Volatility transmission between gold and oil futures under structural breaks. (2013)
This paper studies the volatility of gold and oil markets as well as the transmission of volatility between the two. They argue that unless we account for structural breaks in the volatility of gold the findings will not give us a fully accurate answer.
They firstly find that gold’s volatility went through 9 different phases over the sample used. Without breaks they found a very high degree of persistence in gold’s volatility with shocks having a half-life of 69 days. Once we allow breaks to occur this drops off significantly to 5 days. In looking at volatility transmission between the two markets they find that there are significant direct effects. This is explained as an through investor cross hedging.
They relate these results to real world investment decisions. The optimal portfolio allocation between the two assets without structural breaks is 85% in gold, 15% in oil. When we allow for structural breaks in the variance this percentage increases to 91% gold. An investor who wishes to maximize their return per unit of risk would buy more gold that in a simple model with no breaks. Their model is also shown to improve hedging decisions for investors.
Method: Iterated cumulative sum of squares, Univariate and Bivariate GARCH models.
Data: Daily COMEX gold futures and NYMEX oil futures from July 1993 to June 2010 using the nearest expiration contract.
Full Citation: Ewing, B., Malik, F. (2013) Volatility transmission between gold and oil futures under structural breaks. International Review of Economics and Finance 25 (2013) 113–121
Abstract: This paper employs univariate and bivariate GARCH models to examine the volatility of gold and oil futures incorporating structural breaks using daily returns from July 1, 1993 to June 30, 2010. We find strong evidence of significant transmission of volatility between gold and oil returns when
structural breaks in variance are accounted for in the model. We compute optimal portfolio weights and dynamic risk minimizing hedge ratios to highlight the significance of our empirical results.
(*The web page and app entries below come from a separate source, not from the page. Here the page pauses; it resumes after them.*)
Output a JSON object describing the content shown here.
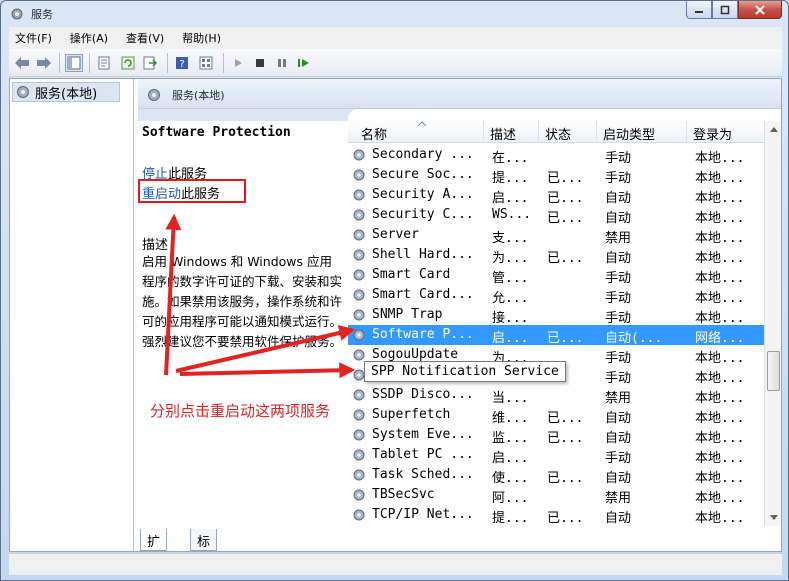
{
  "window": {
    "title": "服务",
    "controls": {
      "minimize": "minimize-icon",
      "maximize": "maximize-icon",
      "close": "close-icon"
    }
  },
  "menu": [
    "文件(F)",
    "操作(A)",
    "查看(V)",
    "帮助(H)"
  ],
  "toolbar_icons": [
    "back-arrow-icon",
    "forward-arrow-icon",
    "console-tree-icon",
    "properties-icon",
    "refresh-icon",
    "export-icon",
    "help-icon",
    "view-icon",
    "play-icon",
    "stop-icon",
    "pause-icon",
    "restart-icon"
  ],
  "tree": {
    "root_label": "服务(本地)"
  },
  "pane_header": "服务(本地)",
  "detail": {
    "service_name": "Software Protection",
    "stop_link": "停止",
    "stop_suffix": "此服务",
    "restart_link": "重启动",
    "restart_suffix": "此服务",
    "desc_label": "描述",
    "desc_text": "启用 Windows 和 Windows 应用程序的数字许可证的下载、安装和实施。如果禁用该服务，操作系统和许可的应用程序可能以通知模式运行。强烈建议您不要禁用软件保护服务。"
  },
  "annotation": {
    "instruction": "分别点击重启动这两项服务",
    "accent": "#e32222"
  },
  "columns": [
    "名称",
    "描述",
    "状态",
    "启动类型",
    "登录为"
  ],
  "services": [
    {
      "name": "Secondary ...",
      "desc": "在...",
      "status": "",
      "startup": "手动",
      "logon": "本地..."
    },
    {
      "name": "Secure Soc...",
      "desc": "提...",
      "status": "已...",
      "startup": "手动",
      "logon": "本地..."
    },
    {
      "name": "Security A...",
      "desc": "启...",
      "status": "已...",
      "startup": "自动",
      "logon": "本地..."
    },
    {
      "name": "Security C...",
      "desc": "WS...",
      "status": "已...",
      "startup": "自动",
      "logon": "本地..."
    },
    {
      "name": "Server",
      "desc": "支...",
      "status": "",
      "startup": "禁用",
      "logon": "本地..."
    },
    {
      "name": "Shell Hard...",
      "desc": "为...",
      "status": "已...",
      "startup": "自动",
      "logon": "本地..."
    },
    {
      "name": "Smart Card",
      "desc": "管...",
      "status": "",
      "startup": "手动",
      "logon": "本地..."
    },
    {
      "name": "Smart Card...",
      "desc": "允...",
      "status": "",
      "startup": "手动",
      "logon": "本地..."
    },
    {
      "name": "SNMP Trap",
      "desc": "接...",
      "status": "",
      "startup": "手动",
      "logon": "本地..."
    },
    {
      "name": "Software P...",
      "desc": "启...",
      "status": "已...",
      "startup": "自动(...",
      "logon": "网络...",
      "selected": true
    },
    {
      "name": "SogouUpdate",
      "desc": "为...",
      "status": "",
      "startup": "手动",
      "logon": "本地..."
    },
    {
      "name": "",
      "desc": "",
      "status": "",
      "startup": "手动",
      "logon": "本地..."
    },
    {
      "name": "SSDP Disco...",
      "desc": "当...",
      "status": "",
      "startup": "禁用",
      "logon": "本地..."
    },
    {
      "name": "Superfetch",
      "desc": "维...",
      "status": "已...",
      "startup": "自动",
      "logon": "本地..."
    },
    {
      "name": "System Eve...",
      "desc": "监...",
      "status": "已...",
      "startup": "自动",
      "logon": "本地..."
    },
    {
      "name": "Tablet PC ...",
      "desc": "启...",
      "status": "",
      "startup": "手动",
      "logon": "本地..."
    },
    {
      "name": "Task Sched...",
      "desc": "使...",
      "status": "已...",
      "startup": "自动",
      "logon": "本地..."
    },
    {
      "name": "TBSecSvc",
      "desc": "阿...",
      "status": "",
      "startup": "禁用",
      "logon": "本地..."
    },
    {
      "name": "TCP/IP Net...",
      "desc": "提...",
      "status": "已...",
      "startup": "自动",
      "logon": "本地..."
    }
  ],
  "tooltip": "SPP Notification Service",
  "tabs": [
    "扩展",
    "标准"
  ]
}
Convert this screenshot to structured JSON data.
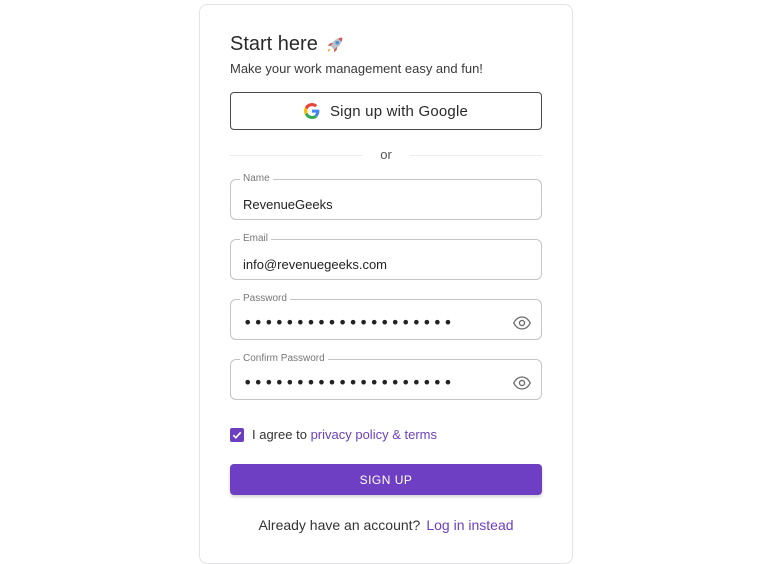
{
  "header": {
    "title": "Start here",
    "title_icon": "rocket-icon",
    "subtitle": "Make your work management easy and fun!"
  },
  "google_button": {
    "label": "Sign up with Google",
    "icon": "google-icon"
  },
  "divider": {
    "text": "or"
  },
  "fields": {
    "name": {
      "label": "Name",
      "value": "RevenueGeeks"
    },
    "email": {
      "label": "Email",
      "value": "info@revenuegeeks.com"
    },
    "password": {
      "label": "Password",
      "masked_value": "••••••••••••••••••••",
      "icon": "eye-icon"
    },
    "confirm_password": {
      "label": "Confirm Password",
      "masked_value": "••••••••••••••••••••",
      "icon": "eye-icon"
    }
  },
  "agree": {
    "checked": true,
    "prefix": "I agree to",
    "link": "privacy policy & terms"
  },
  "signup_button": {
    "label": "SIGN UP"
  },
  "footer": {
    "text": "Already have an account?",
    "link": "Log in instead"
  },
  "colors": {
    "accent": "#6e3fc2",
    "border": "#c4c4c4",
    "text": "#333333"
  }
}
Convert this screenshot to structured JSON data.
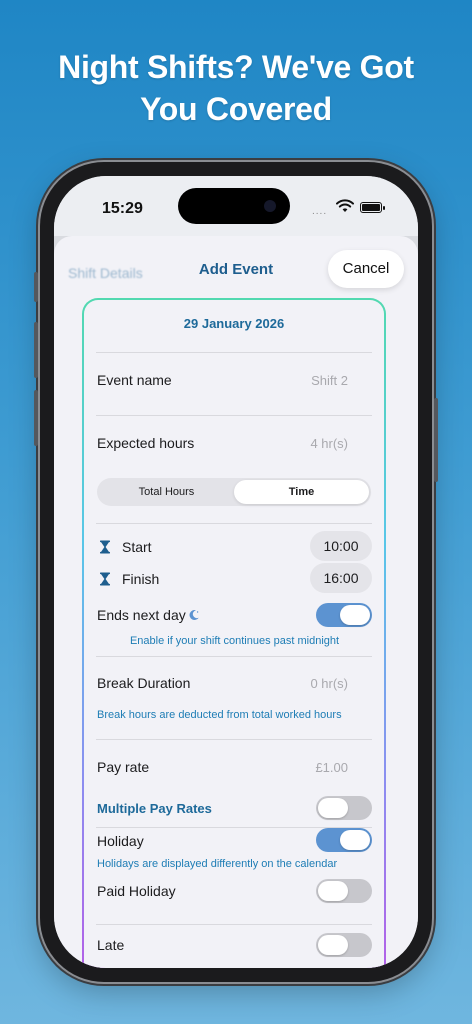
{
  "headline": {
    "line1": "Night Shifts? We've Got",
    "line2": "You Covered"
  },
  "status_bar": {
    "time": "15:29",
    "signal": "....",
    "icons": [
      "wifi-icon",
      "battery-icon"
    ]
  },
  "nav": {
    "back_label": "Shift Details",
    "title": "Add Event",
    "cancel_label": "Cancel"
  },
  "form": {
    "date": "29 January 2026",
    "event_name": {
      "label": "Event name",
      "placeholder": "Shift 2"
    },
    "expected_hours": {
      "label": "Expected hours",
      "placeholder": "4 hr(s)"
    },
    "mode_segment": {
      "options": [
        "Total Hours",
        "Time"
      ],
      "selected": "Time"
    },
    "start": {
      "label": "Start",
      "value": "10:00",
      "icon": "hourglass-icon"
    },
    "finish": {
      "label": "Finish",
      "value": "16:00",
      "icon": "hourglass-icon"
    },
    "ends_next_day": {
      "label": "Ends next day",
      "icon": "moon-icon",
      "on": true,
      "hint": "Enable if your shift continues past midnight"
    },
    "break_duration": {
      "label": "Break Duration",
      "placeholder": "0 hr(s)",
      "hint": "Break hours are deducted from total worked hours"
    },
    "pay_rate": {
      "label": "Pay rate",
      "placeholder": "£1.00"
    },
    "multiple_pay_rates": {
      "label": "Multiple Pay Rates",
      "on": false
    },
    "holiday": {
      "label": "Holiday",
      "on": true,
      "hint": "Holidays are displayed differently on the calendar"
    },
    "paid_holiday": {
      "label": "Paid Holiday",
      "on": false
    },
    "late": {
      "label": "Late",
      "on": false
    }
  },
  "colors": {
    "accent": "#1e6a9a",
    "toggle_on": "#5c93d1",
    "background_top": "#1f86c5",
    "background_bottom": "#6fb6df"
  }
}
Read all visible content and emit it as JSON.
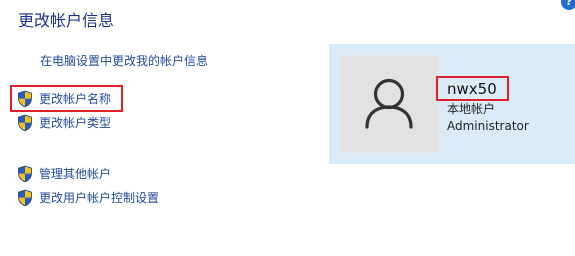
{
  "header": {
    "title": "更改帐户信息"
  },
  "links": {
    "pc_settings": "在电脑设置中更改我的帐户信息"
  },
  "tasks": [
    {
      "label": "更改帐户名称",
      "icon": "uac-shield-icon"
    },
    {
      "label": "更改帐户类型",
      "icon": "uac-shield-icon"
    },
    {
      "label": "管理其他帐户",
      "icon": "uac-shield-icon"
    },
    {
      "label": "更改用户帐户控制设置",
      "icon": "uac-shield-icon"
    }
  ],
  "account": {
    "name": "nwx50",
    "type": "本地帐户",
    "role": "Administrator",
    "avatar_icon": "user-silhouette-icon"
  },
  "help": {
    "icon": "help-icon",
    "label": "?"
  },
  "colors": {
    "title": "#1e3287",
    "link": "#1f4a9b",
    "card_background": "#dbeaf7",
    "avatar_background": "#e2e2e2",
    "highlight_border": "#e0202a"
  }
}
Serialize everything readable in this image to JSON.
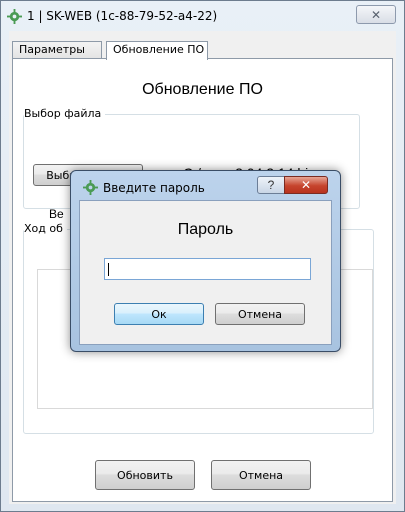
{
  "window": {
    "title": "1  |  SK-WEB (1c-88-79-52-a4-22)",
    "close_glyph": "✕"
  },
  "tabs": [
    {
      "label": "Параметры"
    },
    {
      "label": "Обновление ПО"
    }
  ],
  "panel": {
    "title": "Обновление ПО",
    "file_group_legend": "Выбор файла",
    "choose_file_button": "Выбрать файл",
    "file_name": "C:/www 2.04.2.14.bin",
    "version_label_partial": "Ве",
    "progress_group_legend": "Ход об",
    "update_button": "Обновить",
    "cancel_button": "Отмена"
  },
  "dialog": {
    "title": "Введите пароль",
    "help_glyph": "?",
    "close_glyph": "✕",
    "heading": "Пароль",
    "password_value": "",
    "ok_button": "Ок",
    "cancel_button": "Отмена"
  },
  "colors": {
    "gear_icon": "#4a9b54",
    "dialog_frame": "#a8c3e0",
    "close_red": "#c6442d"
  }
}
Our findings support the idea of cross-market hedging and sharing of common information by financial market participants.